Brazil’s telecoms regulator Anatel has launched a public consultation on a proposal to make USB-C chargers mandatory for all smartphones sold in the country.
It’s the latest example of lawmakers and regulators turning to USB-C as a common charging standard for phones. The EU passed a law on the matter earlier this month, making USB-C mandatory for a range of electronic gadgets (including smartphones) by the end of 2024, and in the US some Democrat politicians are pushing for similar legislation.
“Aware of the aforementioned movements in the international market, Anatel’s technical area evaluated the topic and presented a proposal with a similar approach for application in the Brazilian market,” said Anatel in a blog post (English translation via Google Translate).
Given that USB-C has become the default charging standard for new Android phones, such legislation would have the largest effect on Apple, which still uses its proprietary Lightning standard for the iPhone. It’s long been rumored that the company is testing USB-C iPhones, though, and it’s already adopted this standard for many of its tablets and laptops.
In documents supporting the public consultation, Anatel said the advantages for making USB-C mandatory were primarily reducing e-waste and increasing convenience for customers. Disadvantages included higher costs to enforce the regulation and the possibility the law would discourage companies from developing new, better standards.
When EU politicians were asked about similar drawbacks, they said the law could be updated as new technology became available. “Don’t think we’re setting something in stone for the next 10 years,” Thierry Breton, commissioner for the EU’s internal market, told reporters. “We have a standard that is being developed, and we have a dedicated team that will keep a close eye on all this and adapt as time goes by. We will evolve.”
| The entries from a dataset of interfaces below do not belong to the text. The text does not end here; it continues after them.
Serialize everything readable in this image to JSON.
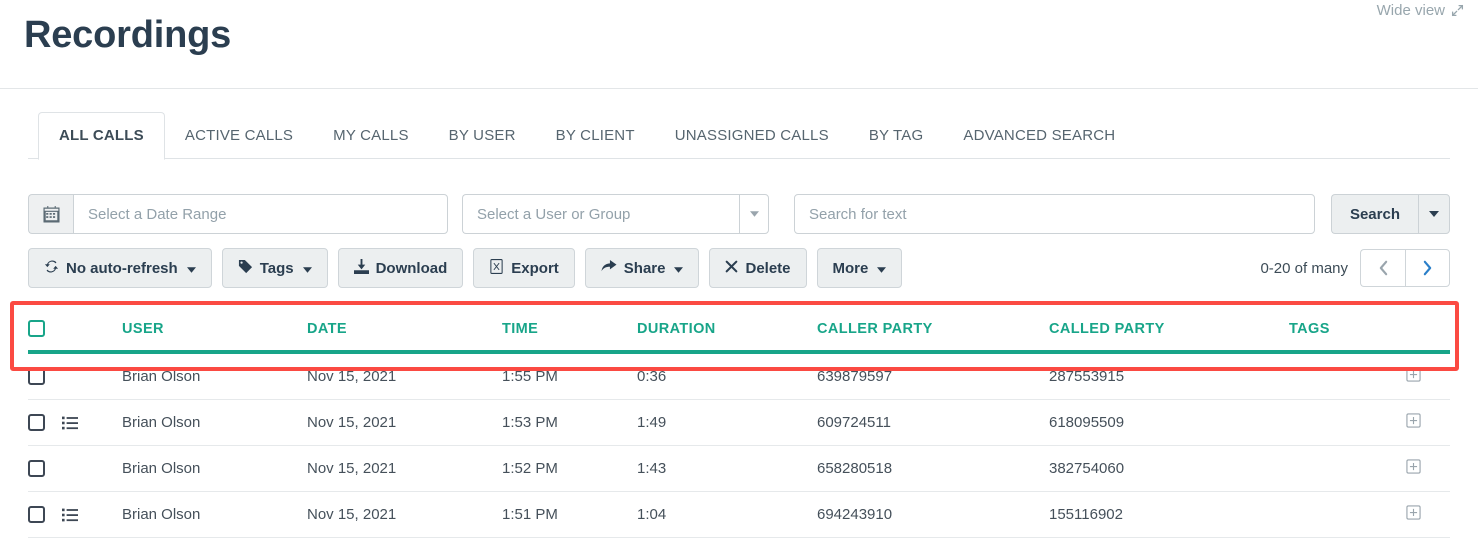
{
  "header": {
    "title": "Recordings",
    "wide_view_label": "Wide view"
  },
  "tabs": [
    {
      "label": "ALL CALLS",
      "active": true
    },
    {
      "label": "ACTIVE CALLS",
      "active": false
    },
    {
      "label": "MY CALLS",
      "active": false
    },
    {
      "label": "BY USER",
      "active": false
    },
    {
      "label": "BY CLIENT",
      "active": false
    },
    {
      "label": "UNASSIGNED CALLS",
      "active": false
    },
    {
      "label": "BY TAG",
      "active": false
    },
    {
      "label": "ADVANCED SEARCH",
      "active": false
    }
  ],
  "filters": {
    "date_range": {
      "placeholder": "Select a Date Range",
      "value": ""
    },
    "user_group": {
      "selected": "Select a User or Group"
    },
    "text_search": {
      "placeholder": "Search for text",
      "value": ""
    },
    "search_button": "Search"
  },
  "toolbar": {
    "auto_refresh": "No auto-refresh",
    "tags": "Tags",
    "download": "Download",
    "export": "Export",
    "share": "Share",
    "delete": "Delete",
    "more": "More"
  },
  "pagination": {
    "range_label": "0-20 of many"
  },
  "table": {
    "columns": [
      "USER",
      "DATE",
      "TIME",
      "DURATION",
      "CALLER PARTY",
      "CALLED PARTY",
      "TAGS"
    ],
    "rows": [
      {
        "user": "Brian Olson",
        "date": "Nov 15, 2021",
        "time": "1:55 PM",
        "duration": "0:36",
        "caller_party": "639879597",
        "called_party": "287553915",
        "tags": "",
        "has_list_icon": false
      },
      {
        "user": "Brian Olson",
        "date": "Nov 15, 2021",
        "time": "1:53 PM",
        "duration": "1:49",
        "caller_party": "609724511",
        "called_party": "618095509",
        "tags": "",
        "has_list_icon": true
      },
      {
        "user": "Brian Olson",
        "date": "Nov 15, 2021",
        "time": "1:52 PM",
        "duration": "1:43",
        "caller_party": "658280518",
        "called_party": "382754060",
        "tags": "",
        "has_list_icon": false
      },
      {
        "user": "Brian Olson",
        "date": "Nov 15, 2021",
        "time": "1:51 PM",
        "duration": "1:04",
        "caller_party": "694243910",
        "called_party": "155116902",
        "tags": "",
        "has_list_icon": true
      }
    ]
  },
  "colors": {
    "accent_teal": "#18a589",
    "annotation_red": "#fb4a42",
    "title": "#2b3e50"
  }
}
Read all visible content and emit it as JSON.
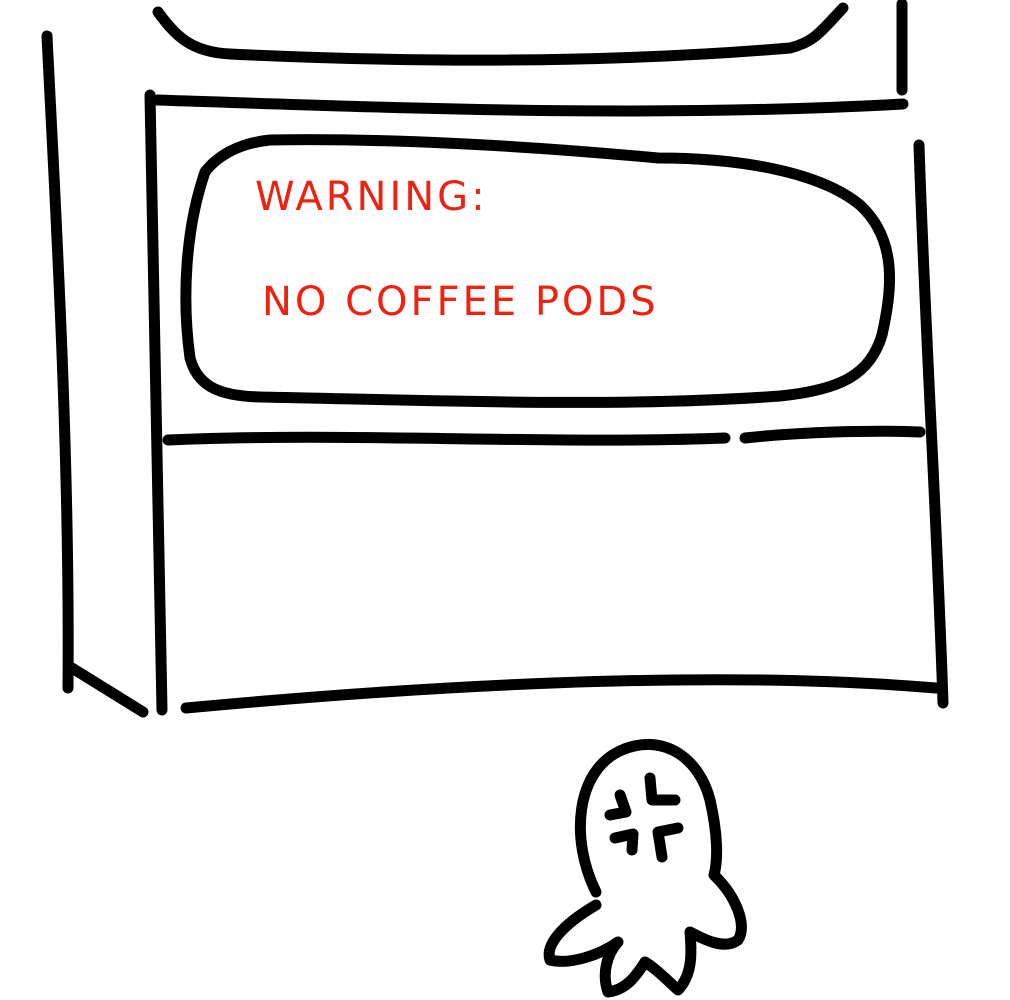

Anatel says its public consultation will run until August 26th. The Verge